In this survey, the Legislative Analysis and Public Policy Association (LAPPA) examines the state-level legislative response to drugged driving. In Section I, it presents the existing laws on driving under the influence of drugs in the 50 states and the District of Columbia. Section II highlights a selection of additional resources for policymakers on drugged driving research and policy proposals in the United States. These resources include scientific studies, such as the latest research on the physiological effects of certain substances on drivers and the effectiveness of new testing methods and policy analysis, including recommendations from the U.S. Department of Justice on how to effectively detect and prosecute drugged driving. Together they illuminate the evolving landscape of drugged driving in the United States and the potential remedies that can keep Americans safe on the roads....

All across the U.S. jails are filled with people who need medical care and social services, many of whom cycle in and out of jail without ever receiving the help they need. One emerging model to combat this problem is deflection, which seeks to prevent individuals who have low to moderate criminogenic risk, but significant unmet social, economic, and health needs, from entering the criminal justice system. The goal of deflection programs is to lessen the burden on the criminal justice system by connecting those individuals—before they enter the criminal justice system—to treatment and social services to which they might not otherwise have access. This document is designed to: (1) provide a singular resource for each jurisdiction’s deflection laws; (2) allow for a comparison of these laws between jurisdictions; and (3) identify and highlight interesting provisions....

One of the ways in which jurisdictions are combating the epidemic of drug overdoses in communities is through the use of “spike alerts,” that is, targeted messages that notify recipients that there is an unexpected increase in drug-related overdoses in a specific area. The purpose of these notifications is to “reduce injury or death from opioid overdoses during spike events.” ...

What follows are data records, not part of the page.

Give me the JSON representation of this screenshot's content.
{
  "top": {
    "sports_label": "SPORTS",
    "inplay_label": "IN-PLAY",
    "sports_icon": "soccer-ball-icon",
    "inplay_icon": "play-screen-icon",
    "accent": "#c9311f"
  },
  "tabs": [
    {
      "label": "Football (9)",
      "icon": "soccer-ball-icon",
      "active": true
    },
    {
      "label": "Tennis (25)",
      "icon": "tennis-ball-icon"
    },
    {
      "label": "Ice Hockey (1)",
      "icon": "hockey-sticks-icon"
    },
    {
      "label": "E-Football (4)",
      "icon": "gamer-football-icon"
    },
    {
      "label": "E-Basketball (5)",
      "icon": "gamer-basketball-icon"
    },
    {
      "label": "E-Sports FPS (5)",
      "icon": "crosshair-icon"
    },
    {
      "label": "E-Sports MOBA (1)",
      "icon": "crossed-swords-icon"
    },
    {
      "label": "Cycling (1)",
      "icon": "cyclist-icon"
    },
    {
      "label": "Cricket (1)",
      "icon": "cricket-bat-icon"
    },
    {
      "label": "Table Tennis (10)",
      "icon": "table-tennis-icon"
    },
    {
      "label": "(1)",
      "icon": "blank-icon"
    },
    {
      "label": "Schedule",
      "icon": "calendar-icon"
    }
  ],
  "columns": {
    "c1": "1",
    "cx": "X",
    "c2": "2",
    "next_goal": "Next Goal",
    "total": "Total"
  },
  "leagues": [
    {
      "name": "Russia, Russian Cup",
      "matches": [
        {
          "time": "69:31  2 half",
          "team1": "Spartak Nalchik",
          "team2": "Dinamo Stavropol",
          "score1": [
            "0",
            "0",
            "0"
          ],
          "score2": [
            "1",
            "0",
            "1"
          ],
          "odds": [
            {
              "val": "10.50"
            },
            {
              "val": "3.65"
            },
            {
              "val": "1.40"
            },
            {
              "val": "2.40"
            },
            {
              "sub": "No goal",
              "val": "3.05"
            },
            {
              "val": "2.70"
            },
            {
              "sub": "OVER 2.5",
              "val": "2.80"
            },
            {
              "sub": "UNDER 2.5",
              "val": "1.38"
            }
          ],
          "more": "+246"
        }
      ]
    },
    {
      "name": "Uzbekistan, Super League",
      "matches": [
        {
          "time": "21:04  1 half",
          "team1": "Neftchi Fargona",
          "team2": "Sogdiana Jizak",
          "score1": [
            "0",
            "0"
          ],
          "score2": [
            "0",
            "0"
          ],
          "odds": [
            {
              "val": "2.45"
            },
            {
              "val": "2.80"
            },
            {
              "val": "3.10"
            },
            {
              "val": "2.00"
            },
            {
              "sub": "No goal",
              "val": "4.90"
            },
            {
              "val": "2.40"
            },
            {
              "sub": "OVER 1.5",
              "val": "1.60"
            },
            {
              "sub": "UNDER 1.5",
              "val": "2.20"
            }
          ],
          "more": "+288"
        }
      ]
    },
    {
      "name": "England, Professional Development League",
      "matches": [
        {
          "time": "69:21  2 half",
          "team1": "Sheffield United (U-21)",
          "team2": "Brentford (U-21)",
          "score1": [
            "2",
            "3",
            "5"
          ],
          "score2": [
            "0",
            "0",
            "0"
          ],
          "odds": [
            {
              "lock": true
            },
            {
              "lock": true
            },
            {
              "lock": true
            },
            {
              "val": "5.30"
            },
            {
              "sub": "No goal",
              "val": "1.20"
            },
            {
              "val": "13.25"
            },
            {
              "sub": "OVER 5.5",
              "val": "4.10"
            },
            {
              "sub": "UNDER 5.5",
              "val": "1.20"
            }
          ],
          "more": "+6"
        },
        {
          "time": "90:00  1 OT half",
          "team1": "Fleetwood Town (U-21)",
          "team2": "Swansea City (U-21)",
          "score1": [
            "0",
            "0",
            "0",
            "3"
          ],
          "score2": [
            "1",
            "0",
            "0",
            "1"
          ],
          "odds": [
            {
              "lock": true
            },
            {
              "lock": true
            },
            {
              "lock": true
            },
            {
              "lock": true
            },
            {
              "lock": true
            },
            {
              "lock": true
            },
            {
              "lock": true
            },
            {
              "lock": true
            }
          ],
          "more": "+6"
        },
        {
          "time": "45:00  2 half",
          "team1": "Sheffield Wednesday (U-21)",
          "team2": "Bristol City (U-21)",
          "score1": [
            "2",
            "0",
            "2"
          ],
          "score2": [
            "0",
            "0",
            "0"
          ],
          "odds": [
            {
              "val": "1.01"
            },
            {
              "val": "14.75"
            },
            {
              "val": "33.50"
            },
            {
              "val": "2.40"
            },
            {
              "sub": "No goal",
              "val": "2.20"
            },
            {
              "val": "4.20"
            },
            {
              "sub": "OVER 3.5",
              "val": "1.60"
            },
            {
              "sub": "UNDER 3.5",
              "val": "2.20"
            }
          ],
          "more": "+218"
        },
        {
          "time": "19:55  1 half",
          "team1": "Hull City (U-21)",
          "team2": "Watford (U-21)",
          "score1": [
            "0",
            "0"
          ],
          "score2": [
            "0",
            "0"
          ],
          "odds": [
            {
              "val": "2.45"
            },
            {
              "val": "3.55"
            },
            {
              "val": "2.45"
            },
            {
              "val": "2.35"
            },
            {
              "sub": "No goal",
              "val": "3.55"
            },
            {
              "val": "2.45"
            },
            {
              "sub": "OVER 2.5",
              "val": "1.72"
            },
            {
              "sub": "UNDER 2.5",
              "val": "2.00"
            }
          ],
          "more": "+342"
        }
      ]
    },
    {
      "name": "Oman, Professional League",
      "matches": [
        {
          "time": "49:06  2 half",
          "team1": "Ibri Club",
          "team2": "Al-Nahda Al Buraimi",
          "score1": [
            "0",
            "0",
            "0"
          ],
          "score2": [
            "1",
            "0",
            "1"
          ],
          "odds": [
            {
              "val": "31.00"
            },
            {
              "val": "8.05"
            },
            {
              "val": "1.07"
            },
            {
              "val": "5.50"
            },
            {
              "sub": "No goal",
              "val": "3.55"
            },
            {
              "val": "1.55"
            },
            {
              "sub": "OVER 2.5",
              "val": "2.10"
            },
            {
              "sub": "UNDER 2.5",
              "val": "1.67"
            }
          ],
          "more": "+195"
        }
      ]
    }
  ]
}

LAPPA's Model Law Enforcement Event Deconfliction Act (the Act) is intended to implement procedures across the country to safeguard law enforcement from incidents of “friendly fire.” The Act requires that law enforcement personnel utilize event deconfliction software, which will notify them of any potential conflicts with other law enforcement activity in the same area, including service of arrest or search warrants, surveillance operations, or other high-risk or specialized law enforcement activities. The Act further requires that law enforcement personnel take positive action upon being notified by the event deconfliction system of a conflict and provides penalties for failure to take such action. The Act was drafted with the invaluable assistance of members of the law enforcement community. ...

In this survey, the Legislative Analysis and Public Policy Association (LAPPA) examines the legislative and regulatory response at the state level to the issue of fentanyl cleanup. As at the federal level, there is little policy in this area, and the only exceptions to that rule are very recent. Findings are presented jurisdiction by jurisdiction for easy comparison among the states....